However, Davide's fatigue after a day spent speaking English with Emily is something he has in common with me. I know first-hand how exhausting it can be to try to think and speak for an extended length of time in a language different from my own, after all. I see Davide as a man outside of his own time, a gentleman and a scholar, and his sense of being lost in a time and place which no longer seems to value these attributes is something I've observed all around me, in family and friends alike.
Of course, there are negative aspects to these characters, too – and to most of the characters I write. If there's a chance to go in depth, I will write them as they are, warts and all. I believe that it's vital for a reader to see these imperfections if they really want to sympathize, empathize and believe in these characters as real people.

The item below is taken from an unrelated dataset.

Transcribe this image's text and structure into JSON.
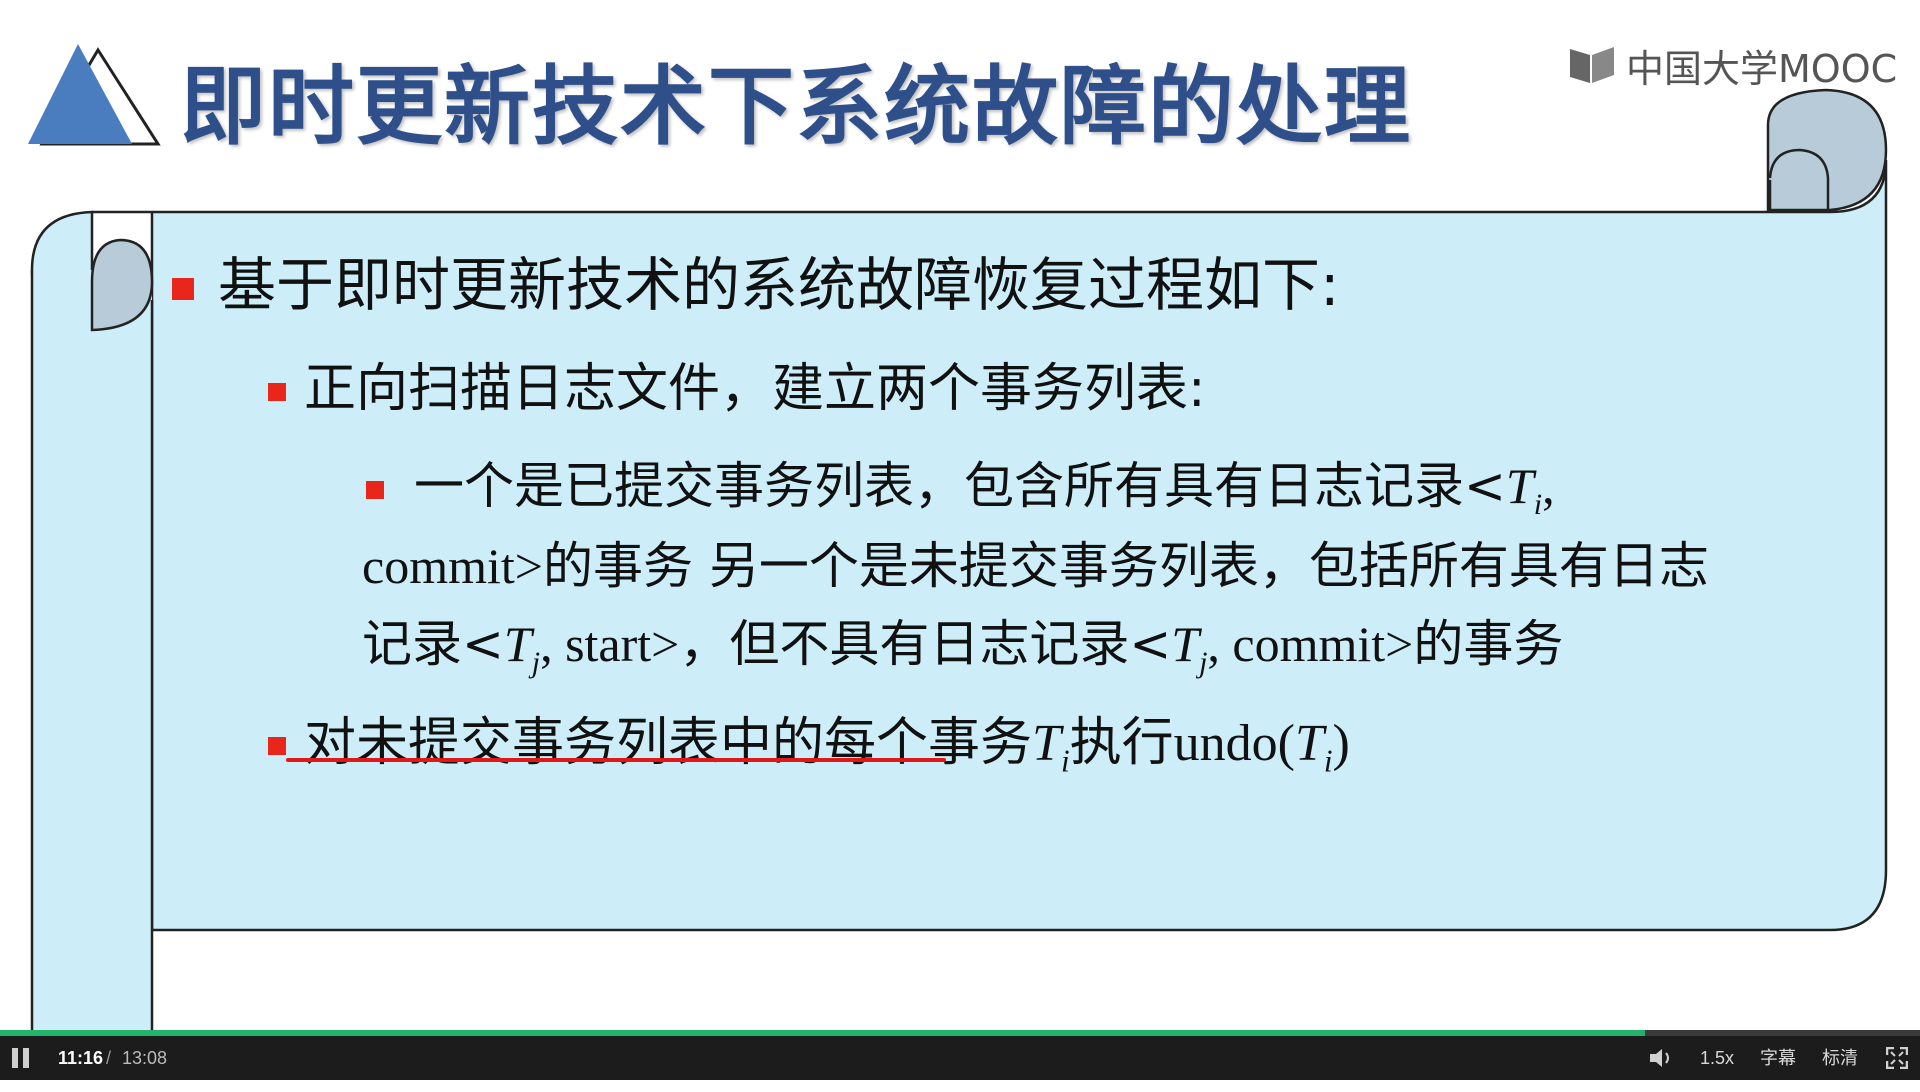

Sometimes the characters are aware of their flaws: Emily knows she has a tendency to "dig in her heels" at the worst moment possible in a given situation, yet she is helpless to do anything else when challenged. Davide's past has embittered him somewhat to the world around him and even though he tries not to let it show, his latent anger and resentment sometimes surface.
One of my favorite threads in the story involves the repeated, minor interactions Davide has with a rather unpleasant elderly gentleman who lives in his building. I wanted people to see a slightly less gentlemanly, more natural side to Davide, and his slightly antagonistic encounters with Signore Montanari were (I have to admit) a fun way to do it.
…he resumed running, this time for home.
There wasn’t even a breeze as he headed downhill, carefully picking his way and gaining speed.
One, two, three, four—one, two, three, four…
Soon the soothing repetition was back in place and he concentrated on that for a while. The closer he got to the city, the hotter the day became, and he reduced his pace to a quick walk by the time he reached the center of town. Winding back to his palazzo, the idea of a shower and a nap to escape the heat had already taken on an irresistible appeal.
Stepping inside the lobby area of his building, he paused to check his mailbox, even though he could see the space behind the narrow Plexiglas window was empty. Glancing down he found a jagged thread of blood trailing down from his knee to soak into his sock. With a sigh, he turned to ascend the stairs and tugged his shirt up to wipe his face again.
“Eh, Magnani!” an elderly voice called. Davide paused halfway up to the first landing to see who it was.
“Sì?” he called back, before understanding he’d have to go back down to find out what they wanted. Once in the lobby, he braced himself for what he knew would be an unpleasant encounter. “Signor Montanari, come sta?”
“Prendi la tua posta. Your mail was in my box again,” the old man scolded, as though Davide had done it himself.
“Mi dispiace; I’ve told them several times they’re putting it in the wrong box. I don’t know why they do.”
Mr. Montanari grunted in response and looked Davide up and down, wrinkling his nose in obvious distaste for the younger man’s unkempt condition. Annoyed, Davide again pulled up the bottom of his t-shirt and wiped his face with it, exposing his stomach, well aware this would lead to even more unpleasantness in the future.
For now, his neighbor did his best to turn on his heel—a shuffle step punctuated with the rubberized thump of his cane—and pretend to ignore him.
So, do I share any of these possibly unpleasant traits with them? Perhaps, yes. Or, perhaps not. At the very least, I can recognize shades of myself and my loved ones in every character I write, which further enriches the experience of writing them.
I hope it enriches the experience of reading them, as well.